Despite evolving greatly since its first introduction to British Armed Forces, the SA80 has been described as not particularly well suited to the needs of specialised forces likely to engage at close quarters, according to Defence IQ.
Some of the insiders have pointed to the rifle's 5.56 mm calibre ammunition as being too small to effectively defeat a target with a single round and occasionally leading to the soldier ending up exposed to the attack from wounded insurgents.
Apart from that, the riffle’s "rattle" has been said to make covert operations virtually impossible and its predisposition to get clogged with dust frequently requires the gun to be wrapped by duct tape.
The news portal claims a source explained that today's commandos would probably prefer a 7.62 mm rifle familiar to Special Forces. The problem, however, is that such guns, capable of switching to a short-barrel mode, currently available only to one or two troops per section, are themselves underperforming due to an inadequate magazine.
"The weight versus the rounds isn't really an issue. A twenty round magazine weighs exactly the same as a thirty round magazine for the SA80, so that's a trade-off they're willing to make,” said a source. “Twenty rounds in that sharpshooter is not enough, especially at close-quarters. That's a massive limitation of that weapon system."
The insiders have said that equipment’s performance is rarely discussed with members of the Royal Marines and the managers barely ask for feedback regarding newly introduced weapons and devices.

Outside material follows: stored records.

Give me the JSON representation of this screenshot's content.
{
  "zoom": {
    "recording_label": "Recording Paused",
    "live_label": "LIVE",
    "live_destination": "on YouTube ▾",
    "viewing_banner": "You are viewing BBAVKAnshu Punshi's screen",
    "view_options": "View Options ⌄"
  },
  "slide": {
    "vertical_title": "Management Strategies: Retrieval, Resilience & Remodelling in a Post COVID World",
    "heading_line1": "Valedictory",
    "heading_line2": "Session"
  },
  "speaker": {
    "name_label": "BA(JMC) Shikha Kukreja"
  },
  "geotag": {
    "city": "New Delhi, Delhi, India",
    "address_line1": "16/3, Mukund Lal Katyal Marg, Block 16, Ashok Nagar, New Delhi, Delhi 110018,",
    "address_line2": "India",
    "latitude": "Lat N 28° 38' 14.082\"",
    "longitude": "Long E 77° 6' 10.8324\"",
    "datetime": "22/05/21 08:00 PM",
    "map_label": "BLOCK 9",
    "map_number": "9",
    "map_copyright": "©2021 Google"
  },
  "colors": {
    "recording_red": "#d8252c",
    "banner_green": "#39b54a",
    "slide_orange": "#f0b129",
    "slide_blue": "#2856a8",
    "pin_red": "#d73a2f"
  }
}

The recent revelation comes ahead of the Infantry Weapons conference hosted by Defence IQ that will be held in London at the end of September. The meeting of top industry specialists and senior military weapons systems representatives from the whole of Europe will be assessing how such issues affect the effectiveness of global military forces.